- SAGB and ILB supply is unchanged: The main budget deficit will rise from 3.9% of GDP to 4.7% of GDP. This is marginally better than ICIB’s forecast of 4.9% of GDP but well below the more bearish forecasts of 6.0% of GDP. The shortfall in revenue receipts has been in line with market expectations of R56bn (ICIB R50bn) but the net increase in government spending of R10.4bn (non-interest spending is reduced by R10.4bn countered by an increase in debt servicing costs of R14.0bn to R354.5bn) has been materially lower than even ICIB’s more “bullish” estimate of R18.0bn and bearish predictions of ¬R40bn. Bond supply is left unchanged vs market expectations of an increase.
National Treasury’s intervention to avoid a fiscal cliff

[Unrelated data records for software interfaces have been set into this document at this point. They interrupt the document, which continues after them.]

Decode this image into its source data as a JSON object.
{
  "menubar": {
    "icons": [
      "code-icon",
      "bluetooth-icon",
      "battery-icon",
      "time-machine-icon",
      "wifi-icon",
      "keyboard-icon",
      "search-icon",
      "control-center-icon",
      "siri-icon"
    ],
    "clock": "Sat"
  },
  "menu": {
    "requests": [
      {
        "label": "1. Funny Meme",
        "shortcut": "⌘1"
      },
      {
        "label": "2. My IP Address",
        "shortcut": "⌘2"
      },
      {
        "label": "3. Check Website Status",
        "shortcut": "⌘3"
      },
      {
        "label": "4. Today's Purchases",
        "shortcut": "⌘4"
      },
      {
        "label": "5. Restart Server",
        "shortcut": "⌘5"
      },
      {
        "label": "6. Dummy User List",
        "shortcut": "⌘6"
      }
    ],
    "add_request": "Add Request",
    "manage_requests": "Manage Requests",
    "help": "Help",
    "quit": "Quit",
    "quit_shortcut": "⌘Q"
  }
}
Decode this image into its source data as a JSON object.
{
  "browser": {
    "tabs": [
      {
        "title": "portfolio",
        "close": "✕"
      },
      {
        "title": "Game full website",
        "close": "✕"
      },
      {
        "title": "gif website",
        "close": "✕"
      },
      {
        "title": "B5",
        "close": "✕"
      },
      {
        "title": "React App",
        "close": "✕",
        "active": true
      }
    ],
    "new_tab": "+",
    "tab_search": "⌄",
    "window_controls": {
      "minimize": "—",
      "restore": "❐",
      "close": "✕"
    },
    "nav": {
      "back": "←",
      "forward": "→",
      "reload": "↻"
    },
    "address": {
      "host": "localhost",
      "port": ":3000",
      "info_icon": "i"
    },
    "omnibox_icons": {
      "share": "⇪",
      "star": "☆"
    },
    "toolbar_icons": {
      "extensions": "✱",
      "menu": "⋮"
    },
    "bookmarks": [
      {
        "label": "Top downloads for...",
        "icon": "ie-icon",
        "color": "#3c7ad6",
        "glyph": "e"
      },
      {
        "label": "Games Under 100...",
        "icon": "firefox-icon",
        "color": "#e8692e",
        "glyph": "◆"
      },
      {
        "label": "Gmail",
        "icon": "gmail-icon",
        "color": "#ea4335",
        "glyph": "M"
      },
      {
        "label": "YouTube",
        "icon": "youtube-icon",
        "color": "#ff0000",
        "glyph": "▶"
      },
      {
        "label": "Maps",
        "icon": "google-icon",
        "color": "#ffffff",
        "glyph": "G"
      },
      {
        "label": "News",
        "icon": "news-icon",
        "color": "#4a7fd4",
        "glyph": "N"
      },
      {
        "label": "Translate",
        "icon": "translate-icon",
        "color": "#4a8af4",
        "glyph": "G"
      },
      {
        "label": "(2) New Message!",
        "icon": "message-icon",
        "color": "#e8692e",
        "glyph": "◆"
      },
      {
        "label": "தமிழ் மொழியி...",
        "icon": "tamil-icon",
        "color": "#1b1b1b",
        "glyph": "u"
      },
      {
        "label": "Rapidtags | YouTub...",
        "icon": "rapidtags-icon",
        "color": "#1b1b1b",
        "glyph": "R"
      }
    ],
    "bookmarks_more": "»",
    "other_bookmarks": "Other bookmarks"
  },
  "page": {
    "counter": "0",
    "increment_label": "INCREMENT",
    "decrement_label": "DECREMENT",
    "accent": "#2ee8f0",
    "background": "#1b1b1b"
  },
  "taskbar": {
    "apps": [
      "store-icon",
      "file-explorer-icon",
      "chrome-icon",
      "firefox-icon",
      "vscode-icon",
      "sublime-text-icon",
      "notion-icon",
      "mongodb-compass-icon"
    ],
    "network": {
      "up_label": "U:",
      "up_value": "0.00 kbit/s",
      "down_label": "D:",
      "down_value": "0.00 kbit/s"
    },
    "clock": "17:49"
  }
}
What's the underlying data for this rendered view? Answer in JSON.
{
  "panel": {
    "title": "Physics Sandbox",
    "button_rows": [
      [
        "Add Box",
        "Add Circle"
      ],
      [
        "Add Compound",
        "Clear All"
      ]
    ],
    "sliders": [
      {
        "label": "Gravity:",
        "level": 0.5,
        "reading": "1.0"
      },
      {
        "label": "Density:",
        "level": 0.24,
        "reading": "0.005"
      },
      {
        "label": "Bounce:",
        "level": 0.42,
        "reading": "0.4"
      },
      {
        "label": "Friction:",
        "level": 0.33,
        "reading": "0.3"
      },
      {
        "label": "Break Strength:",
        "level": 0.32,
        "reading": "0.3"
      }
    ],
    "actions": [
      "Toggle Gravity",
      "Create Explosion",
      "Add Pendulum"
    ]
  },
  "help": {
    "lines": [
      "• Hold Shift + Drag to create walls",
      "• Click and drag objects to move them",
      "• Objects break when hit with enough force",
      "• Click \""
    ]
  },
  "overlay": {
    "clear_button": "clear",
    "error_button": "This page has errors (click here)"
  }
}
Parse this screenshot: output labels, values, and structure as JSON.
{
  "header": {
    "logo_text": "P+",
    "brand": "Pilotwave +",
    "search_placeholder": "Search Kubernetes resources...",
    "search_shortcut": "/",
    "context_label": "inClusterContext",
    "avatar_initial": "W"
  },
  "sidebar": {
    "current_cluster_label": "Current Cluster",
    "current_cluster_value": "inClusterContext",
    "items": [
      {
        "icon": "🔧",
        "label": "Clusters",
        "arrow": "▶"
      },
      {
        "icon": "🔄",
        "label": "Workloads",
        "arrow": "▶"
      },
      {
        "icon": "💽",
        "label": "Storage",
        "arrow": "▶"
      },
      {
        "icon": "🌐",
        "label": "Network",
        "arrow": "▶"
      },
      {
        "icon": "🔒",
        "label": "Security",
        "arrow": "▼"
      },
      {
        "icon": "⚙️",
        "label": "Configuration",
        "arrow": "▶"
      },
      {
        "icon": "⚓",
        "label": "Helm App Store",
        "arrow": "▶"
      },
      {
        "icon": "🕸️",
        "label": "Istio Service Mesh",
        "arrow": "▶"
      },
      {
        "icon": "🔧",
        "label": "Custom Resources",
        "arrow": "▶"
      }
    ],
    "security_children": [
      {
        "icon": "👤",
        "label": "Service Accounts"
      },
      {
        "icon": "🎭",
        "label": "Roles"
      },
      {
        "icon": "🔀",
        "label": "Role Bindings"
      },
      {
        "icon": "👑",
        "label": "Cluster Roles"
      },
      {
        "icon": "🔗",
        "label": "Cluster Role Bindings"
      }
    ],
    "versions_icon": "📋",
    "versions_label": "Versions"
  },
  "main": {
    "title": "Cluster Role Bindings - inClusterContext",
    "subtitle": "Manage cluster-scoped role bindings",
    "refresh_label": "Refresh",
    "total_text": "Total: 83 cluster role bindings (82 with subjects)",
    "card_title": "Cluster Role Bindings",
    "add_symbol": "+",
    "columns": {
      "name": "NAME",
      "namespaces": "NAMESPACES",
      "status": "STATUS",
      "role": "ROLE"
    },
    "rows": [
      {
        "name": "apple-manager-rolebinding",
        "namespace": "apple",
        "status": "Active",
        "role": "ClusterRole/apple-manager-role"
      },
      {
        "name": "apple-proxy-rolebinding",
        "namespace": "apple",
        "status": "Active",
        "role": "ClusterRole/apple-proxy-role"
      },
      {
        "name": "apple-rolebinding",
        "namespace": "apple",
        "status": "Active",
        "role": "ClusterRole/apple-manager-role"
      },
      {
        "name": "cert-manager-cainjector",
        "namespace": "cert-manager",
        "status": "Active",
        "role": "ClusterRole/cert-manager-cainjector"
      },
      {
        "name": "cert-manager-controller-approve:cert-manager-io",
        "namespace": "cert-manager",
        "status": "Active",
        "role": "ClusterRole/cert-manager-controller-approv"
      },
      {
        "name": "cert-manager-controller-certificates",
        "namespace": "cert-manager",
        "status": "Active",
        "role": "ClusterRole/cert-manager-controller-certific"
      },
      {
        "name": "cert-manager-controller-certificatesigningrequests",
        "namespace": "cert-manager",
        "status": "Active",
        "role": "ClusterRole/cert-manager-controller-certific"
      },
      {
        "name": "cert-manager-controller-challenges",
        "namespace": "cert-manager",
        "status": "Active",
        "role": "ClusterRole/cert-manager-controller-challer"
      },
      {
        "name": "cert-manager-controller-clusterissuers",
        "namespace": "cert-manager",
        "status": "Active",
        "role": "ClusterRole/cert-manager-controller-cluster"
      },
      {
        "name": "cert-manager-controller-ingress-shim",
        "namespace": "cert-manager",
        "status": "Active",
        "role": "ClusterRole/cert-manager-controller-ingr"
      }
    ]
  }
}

- National Treasury focused on fiscal consolidation as core spending was revised lower to counter a rising public sector wage bill (R23bn in F23/24), with carry-through implications of nearly R60bn over the MTEF period, and a fast-growing debt servicing cost bill over the MTEF period (+R65.6bn). Net spending has been reduced by R88.7bn over the MTEF period. National Treasury has protected layouts in health, education and police. However, financial bailouts to SOEs such as Transnet and other SOEs (the Post Office, SABC and others) have not been included, which continues to dent the credibility of the expenditure outlook. A revenue shortfall of R56bn in revenue receipts in the current fiscal year has lowered the trajectory of the MTEF period by a massive R178.2bn. However, financial bailouts to SOEs such as Transnet and other SOEs (the Post Office, SABC and others) have not been included, which continues to dent the credibility of the expenditure outlook. A revenue shortfall of R56bn in revenue receipts in the current fiscal year has lowered the trajectory of the MTEF period by a massive R178.2bn.
- Crowding out effect from a rising debt servicing cost bill
The revision in debt servicing costs of R65.6bn in F23/24, F24/25 and F25/26 to R455.9bn by F26/27 is of major concern. The increase can be ascribed to an increase in the main budget deficit, funding costs and the reclassification of Eskom’s debt relief package of R254bn as a loan at market rates instead of in one term.
- Higher sovereign risk premium: Treasury has increased its sovereign risk premium forecast to 3.9% (3.8%), 4.1% (3.6%), 4.0% (3.6%) and 3.9% from 2023 to 2026. The SARB is also concerned about the increase in the country risk premium, as this impacts the real neutral policy rate, raising the risk of a shallower rate-cutting cycle in 2024 and 2025. The real neutral repo rate has risen to ~2.6% from 2.4% in 2024.